Lunchbox how-to's that will make your kid's lunchbox an A+

Breakfast might be the most important meal of the day, but lunch runs a close second.  Studies have shown that children who eat a well-balanced lunch often do better in school and are more alert.  It can be difficult to get a child to eat, even when they’re at home.  But while they’re at school, you have to up your game to make sure your carefully packed lunch doesn’t end up traded or trashed.  Here are a few tips to help kids be happy and healthy at lunchtime:

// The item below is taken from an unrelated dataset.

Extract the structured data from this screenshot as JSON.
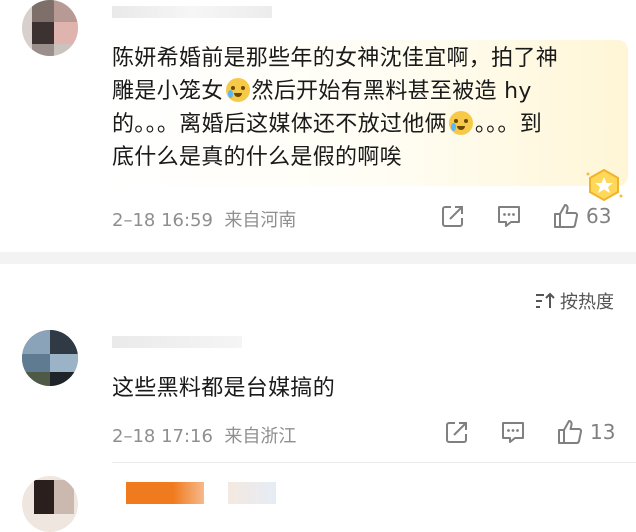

  • First of all, remember that it’s not your lunch.  If you pack broccoli, and your child hates it, they won’t eat it.  Let your kids weigh in on what they want to pack in their lunches, and offer them a few healthy choices so they feel like they’re in control.
  • Avoid pre-packaged, processed foods for your kids’ lunches.  They might seem tempting with their convenience and kid-friendly sizes, but they are also expensive and loaded with sodium and preservatives.
  • Make a smarter sandwich.  Always choose whole grain or whole wheat bread, but feel free to mix it up with whole wheat tortilla wraps or whole wheat pita pockets.  Besides lettuce, try shredded carrots or avocado slides with turkey or lean roast beef.
  • Include protein.  If your child isn’t a fan of meat, that’s okay.  There are plenty of ways to get protein into their lunch.  It’s important to include protein because it will help keep your child fuller longer.  As long as your child is old enough to eat nuts and there are no allergen concerns, experiment with forms of nut butter.  Beyond peanut butter, there is cashew, almond, sunflower, soynut and even hazelnut butter.  You could also include a hard-boiled egg in their lunch, or make a tuna salad.  Hummus or black bean dip is also full of filling fiber and protein.
  • Think outside the lunchbox.  Did your kids love last night’s roasted chicken and vegetables?  Pack some in a thermos to eat the next day.  Pack leftover meatballs into a whole-grain hotdog bun for a sandwich.  Mix leftover rice and vegetables and top with chunks of pork or chicken.
  • Skip the chips.  Try healthier side options like cheese sticks, whole grain snack crackers, dried fruit, fruit salad, nuts, baby carrots and vegetable dip, or low-fat yogurt. 
  • Don’t forget the drink.  Water, milk and 100 percent fruit juice are the healthiest drink options to pack with a lunch.  Avoid sodas, energy drinks, and fruit-flavored juice pouches, which can quickly decrease the nutritional value of your child’s meal.
  • Be safe.  Pack lunches properly to ensure food safety and freshness.  Invest in a reusable ice pack to keep perishables cool, a thermos to hold warm foods, and a variety of different sized containers.

Check out my Pinterest board here for some great recipes/checklists, packing tips and my favorite brands of lunchboxes.